News Overview 3/28/18
Flashpoint diabetes

Flashpoint diabetes

More than 400 million people worldwide suffer from diabetes. The UN estimates that this will rise by more than 50 percent by 2040. Symptoms of this disease include, amongst others, diabetic foot syndrome. Here, OTWorld takes a look at surgical and conservative treatment options.

Surgical treatment of diabetic foot deformities

Ulcerated diabetic feet not only cause difficulties for patients, they are also a challenge for the treatment team. Conservative therapies with inserts, special shoes and orthoses often fail to do the job because of significant deformities, which often cause ulceration when subjected to pressure. In such cases, an operation is the only option to reduce pressure by correcting the deformities. With this in mind, a symposium organised by the Association of Diabetic Foot Surgeons (A-DFS) and chaired by Dr. Armin Koller, from the Mathias-Spital in Rheine (Germany), will be dedicated to the ‘ Surgical treatment of complex diabetic foot deformities – An international perspective by A-DFS’. Four lectures, in all, will deal with the functioning of the residual stump after partial foot amputation, rehabilitation following reconstructive surgery, wound relief for diabetic feet, and on-going or acute correction of Charcot foot deformities.

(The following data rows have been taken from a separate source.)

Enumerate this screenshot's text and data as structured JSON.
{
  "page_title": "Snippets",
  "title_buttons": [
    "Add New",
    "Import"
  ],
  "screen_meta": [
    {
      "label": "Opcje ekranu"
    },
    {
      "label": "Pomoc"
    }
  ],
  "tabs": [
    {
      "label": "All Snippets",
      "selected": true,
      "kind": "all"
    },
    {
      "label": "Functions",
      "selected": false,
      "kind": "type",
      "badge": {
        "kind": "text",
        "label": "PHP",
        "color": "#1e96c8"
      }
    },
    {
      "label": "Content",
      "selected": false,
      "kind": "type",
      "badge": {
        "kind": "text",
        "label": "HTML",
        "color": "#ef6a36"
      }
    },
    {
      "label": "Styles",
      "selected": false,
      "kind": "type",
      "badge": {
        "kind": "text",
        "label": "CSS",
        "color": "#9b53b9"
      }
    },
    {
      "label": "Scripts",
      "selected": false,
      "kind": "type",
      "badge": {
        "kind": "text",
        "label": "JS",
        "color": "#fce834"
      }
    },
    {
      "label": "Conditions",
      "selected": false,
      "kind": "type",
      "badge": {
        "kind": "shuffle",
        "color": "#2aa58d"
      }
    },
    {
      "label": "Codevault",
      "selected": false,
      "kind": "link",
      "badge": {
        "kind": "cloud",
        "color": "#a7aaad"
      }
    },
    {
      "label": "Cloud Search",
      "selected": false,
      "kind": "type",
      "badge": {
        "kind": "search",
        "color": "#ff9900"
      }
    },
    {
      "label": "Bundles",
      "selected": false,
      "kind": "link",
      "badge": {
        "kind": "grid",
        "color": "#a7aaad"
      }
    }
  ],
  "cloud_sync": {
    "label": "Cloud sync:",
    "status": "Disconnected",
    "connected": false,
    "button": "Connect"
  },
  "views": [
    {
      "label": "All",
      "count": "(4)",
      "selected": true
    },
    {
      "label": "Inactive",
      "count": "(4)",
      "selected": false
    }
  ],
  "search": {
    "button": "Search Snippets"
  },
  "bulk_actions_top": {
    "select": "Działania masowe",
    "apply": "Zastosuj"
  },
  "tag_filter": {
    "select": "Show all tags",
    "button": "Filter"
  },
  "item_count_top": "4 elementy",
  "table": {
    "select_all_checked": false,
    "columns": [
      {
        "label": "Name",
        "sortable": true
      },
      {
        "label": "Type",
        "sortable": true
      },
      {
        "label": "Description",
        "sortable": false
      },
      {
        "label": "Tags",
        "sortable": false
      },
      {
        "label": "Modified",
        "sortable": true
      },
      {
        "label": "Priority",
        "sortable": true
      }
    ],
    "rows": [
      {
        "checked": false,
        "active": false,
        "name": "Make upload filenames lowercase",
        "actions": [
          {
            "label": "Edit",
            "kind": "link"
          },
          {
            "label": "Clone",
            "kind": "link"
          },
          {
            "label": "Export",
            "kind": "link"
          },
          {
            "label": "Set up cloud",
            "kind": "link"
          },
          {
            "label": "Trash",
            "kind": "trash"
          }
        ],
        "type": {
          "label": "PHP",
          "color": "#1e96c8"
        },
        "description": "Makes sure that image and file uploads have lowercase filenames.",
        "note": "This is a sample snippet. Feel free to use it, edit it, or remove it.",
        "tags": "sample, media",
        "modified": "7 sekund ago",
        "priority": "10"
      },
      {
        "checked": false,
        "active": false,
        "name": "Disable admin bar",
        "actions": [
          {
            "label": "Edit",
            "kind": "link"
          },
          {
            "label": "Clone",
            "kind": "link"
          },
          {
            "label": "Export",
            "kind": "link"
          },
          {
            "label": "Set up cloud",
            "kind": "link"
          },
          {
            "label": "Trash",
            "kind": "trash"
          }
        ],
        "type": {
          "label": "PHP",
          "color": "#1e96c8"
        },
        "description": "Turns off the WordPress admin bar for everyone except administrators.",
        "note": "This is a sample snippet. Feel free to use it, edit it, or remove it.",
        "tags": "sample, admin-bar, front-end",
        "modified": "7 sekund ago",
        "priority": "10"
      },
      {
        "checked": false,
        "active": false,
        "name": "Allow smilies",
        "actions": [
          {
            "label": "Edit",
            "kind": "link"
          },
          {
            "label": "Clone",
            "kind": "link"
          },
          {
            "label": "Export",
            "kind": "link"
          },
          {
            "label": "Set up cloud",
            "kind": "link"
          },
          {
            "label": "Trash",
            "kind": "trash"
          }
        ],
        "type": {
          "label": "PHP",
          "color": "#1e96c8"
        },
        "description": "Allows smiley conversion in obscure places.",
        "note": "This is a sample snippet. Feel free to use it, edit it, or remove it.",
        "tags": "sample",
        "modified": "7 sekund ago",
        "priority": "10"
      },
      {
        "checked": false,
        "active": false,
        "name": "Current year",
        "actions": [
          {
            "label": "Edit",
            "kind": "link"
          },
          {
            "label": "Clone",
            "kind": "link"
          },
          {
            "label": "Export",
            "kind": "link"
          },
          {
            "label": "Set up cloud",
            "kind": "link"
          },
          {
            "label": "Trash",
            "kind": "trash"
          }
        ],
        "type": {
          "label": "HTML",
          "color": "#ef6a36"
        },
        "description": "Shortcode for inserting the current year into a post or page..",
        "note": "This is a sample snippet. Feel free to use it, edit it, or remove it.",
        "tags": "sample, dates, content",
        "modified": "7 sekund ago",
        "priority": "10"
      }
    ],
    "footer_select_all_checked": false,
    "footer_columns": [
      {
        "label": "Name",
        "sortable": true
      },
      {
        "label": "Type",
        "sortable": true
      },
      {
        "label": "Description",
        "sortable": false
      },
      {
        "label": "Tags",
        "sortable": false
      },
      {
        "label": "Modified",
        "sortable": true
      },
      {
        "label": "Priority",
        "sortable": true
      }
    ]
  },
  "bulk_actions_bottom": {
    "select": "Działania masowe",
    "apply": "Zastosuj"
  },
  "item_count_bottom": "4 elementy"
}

How not to amputate the Charcot foot

Charcot foot is one of the functionally most dangerous complications for diabetes sufferers. Just how important the cooperation of an interdisciplinary team is, in order to be able to identify and treat this and to manage risks, will be adumbrated in a symposium chaired by Dr. Tjerk de Ruiter from ISPO Netherlands and Rob Verwaard from Wittepoel. In addition to an introduction to Charcot foot, the focus will be on an interdisciplinary approach to investigating it, as well as on the latest technologies and techniques for early diagnosis and treatment.

Diabetes: protective shoe, surgical shoe

There will, at OTWorld, be a course on ‘ Protective shoes and surgical shoes for diabetes’. It is organised in collaboration with ISPO Germany and led by Michael Möller, owner of Möller Orthopädie Schuh Technik and Senior Chair of ISPO Germany. Consideration will be given to indications for the use of a surgical shoe, an offloading shoe and a diabetic safety shoe, international fitting concepts for patients with diabetic foot syndrome and issues relating to the quality of surgical shoes and diabetic safety shoes for diabetic foot syndrome.

Other topics relating to diabetes